(Dataset excerpts)
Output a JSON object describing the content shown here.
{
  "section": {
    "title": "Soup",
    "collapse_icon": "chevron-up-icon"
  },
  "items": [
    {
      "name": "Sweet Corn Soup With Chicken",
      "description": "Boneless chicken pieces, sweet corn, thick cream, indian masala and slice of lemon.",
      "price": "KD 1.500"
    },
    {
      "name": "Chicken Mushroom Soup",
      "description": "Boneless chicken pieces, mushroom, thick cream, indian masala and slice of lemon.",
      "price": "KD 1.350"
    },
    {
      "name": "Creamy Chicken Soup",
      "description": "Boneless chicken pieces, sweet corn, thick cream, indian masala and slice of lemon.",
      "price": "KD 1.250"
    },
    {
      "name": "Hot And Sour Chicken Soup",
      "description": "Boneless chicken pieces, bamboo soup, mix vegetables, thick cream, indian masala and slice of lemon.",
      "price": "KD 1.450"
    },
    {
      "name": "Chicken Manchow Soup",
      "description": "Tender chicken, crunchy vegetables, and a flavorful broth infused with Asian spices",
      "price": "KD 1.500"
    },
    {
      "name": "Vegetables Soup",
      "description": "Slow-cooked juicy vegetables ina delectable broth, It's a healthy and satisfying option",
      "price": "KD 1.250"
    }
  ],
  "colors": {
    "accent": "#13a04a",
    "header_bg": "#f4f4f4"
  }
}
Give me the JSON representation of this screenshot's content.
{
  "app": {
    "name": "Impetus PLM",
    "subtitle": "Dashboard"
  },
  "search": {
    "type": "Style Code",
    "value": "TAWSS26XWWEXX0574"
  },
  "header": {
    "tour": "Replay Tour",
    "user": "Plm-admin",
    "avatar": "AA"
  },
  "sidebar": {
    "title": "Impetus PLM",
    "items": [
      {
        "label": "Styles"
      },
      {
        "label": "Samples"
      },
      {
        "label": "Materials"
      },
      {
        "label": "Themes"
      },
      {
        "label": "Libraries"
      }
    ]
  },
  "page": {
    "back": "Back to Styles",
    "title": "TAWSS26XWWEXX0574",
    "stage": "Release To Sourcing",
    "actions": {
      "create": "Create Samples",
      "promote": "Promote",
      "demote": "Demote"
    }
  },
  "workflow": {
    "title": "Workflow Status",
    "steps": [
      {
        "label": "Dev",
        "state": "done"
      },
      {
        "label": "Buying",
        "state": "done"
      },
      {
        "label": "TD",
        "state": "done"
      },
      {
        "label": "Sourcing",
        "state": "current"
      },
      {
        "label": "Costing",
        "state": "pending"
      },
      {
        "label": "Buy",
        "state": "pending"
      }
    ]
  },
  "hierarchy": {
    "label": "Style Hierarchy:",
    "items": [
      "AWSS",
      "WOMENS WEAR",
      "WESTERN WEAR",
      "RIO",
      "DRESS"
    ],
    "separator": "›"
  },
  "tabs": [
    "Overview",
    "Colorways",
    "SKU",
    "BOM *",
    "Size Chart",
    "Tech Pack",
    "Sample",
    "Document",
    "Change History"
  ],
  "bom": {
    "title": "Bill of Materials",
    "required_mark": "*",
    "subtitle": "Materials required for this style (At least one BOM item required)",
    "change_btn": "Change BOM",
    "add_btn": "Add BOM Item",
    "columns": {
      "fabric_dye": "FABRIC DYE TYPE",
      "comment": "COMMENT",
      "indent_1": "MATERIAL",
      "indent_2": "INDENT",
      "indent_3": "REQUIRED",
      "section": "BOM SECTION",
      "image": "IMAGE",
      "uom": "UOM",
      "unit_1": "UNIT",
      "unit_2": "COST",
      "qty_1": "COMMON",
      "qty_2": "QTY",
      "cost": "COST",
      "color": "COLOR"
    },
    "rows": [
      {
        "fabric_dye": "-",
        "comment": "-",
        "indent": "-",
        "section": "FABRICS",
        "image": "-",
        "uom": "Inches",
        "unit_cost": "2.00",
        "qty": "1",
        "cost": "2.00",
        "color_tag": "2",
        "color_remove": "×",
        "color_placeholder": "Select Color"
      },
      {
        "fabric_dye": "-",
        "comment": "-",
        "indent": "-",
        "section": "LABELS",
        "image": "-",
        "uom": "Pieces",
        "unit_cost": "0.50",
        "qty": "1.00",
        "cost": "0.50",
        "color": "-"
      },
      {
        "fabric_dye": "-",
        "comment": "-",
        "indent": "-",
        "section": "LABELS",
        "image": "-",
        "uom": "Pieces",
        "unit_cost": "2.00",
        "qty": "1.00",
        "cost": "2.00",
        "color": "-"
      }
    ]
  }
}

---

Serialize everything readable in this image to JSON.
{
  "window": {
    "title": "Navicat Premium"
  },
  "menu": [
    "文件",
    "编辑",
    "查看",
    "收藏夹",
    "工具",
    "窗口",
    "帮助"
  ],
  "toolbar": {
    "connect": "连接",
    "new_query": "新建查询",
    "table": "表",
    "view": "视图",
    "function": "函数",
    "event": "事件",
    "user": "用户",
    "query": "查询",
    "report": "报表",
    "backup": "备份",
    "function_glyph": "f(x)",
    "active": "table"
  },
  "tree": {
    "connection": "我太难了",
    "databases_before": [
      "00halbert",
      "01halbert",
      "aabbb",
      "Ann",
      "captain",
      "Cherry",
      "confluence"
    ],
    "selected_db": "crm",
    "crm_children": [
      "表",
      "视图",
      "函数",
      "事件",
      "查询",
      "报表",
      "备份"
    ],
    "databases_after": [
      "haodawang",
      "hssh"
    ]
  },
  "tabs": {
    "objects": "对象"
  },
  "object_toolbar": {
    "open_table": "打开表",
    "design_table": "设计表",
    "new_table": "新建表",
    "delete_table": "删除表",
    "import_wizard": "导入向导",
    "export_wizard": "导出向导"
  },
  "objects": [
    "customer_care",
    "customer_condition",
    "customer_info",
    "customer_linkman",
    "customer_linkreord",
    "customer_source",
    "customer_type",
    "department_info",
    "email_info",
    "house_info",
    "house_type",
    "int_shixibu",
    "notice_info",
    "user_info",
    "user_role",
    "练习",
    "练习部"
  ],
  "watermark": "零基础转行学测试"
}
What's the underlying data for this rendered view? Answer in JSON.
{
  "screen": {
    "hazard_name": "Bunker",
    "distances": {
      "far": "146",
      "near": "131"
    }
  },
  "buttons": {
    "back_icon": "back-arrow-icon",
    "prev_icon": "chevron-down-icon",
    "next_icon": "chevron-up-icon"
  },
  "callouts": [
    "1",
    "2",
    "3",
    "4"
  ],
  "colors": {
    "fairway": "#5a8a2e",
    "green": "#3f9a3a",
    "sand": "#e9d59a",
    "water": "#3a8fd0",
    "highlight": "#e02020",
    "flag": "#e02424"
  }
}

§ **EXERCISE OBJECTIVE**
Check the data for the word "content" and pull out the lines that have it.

§ **FINISHED TASK**
Output a JSON object describing the content shown here.
Give me the JSON representation of this screenshot's content.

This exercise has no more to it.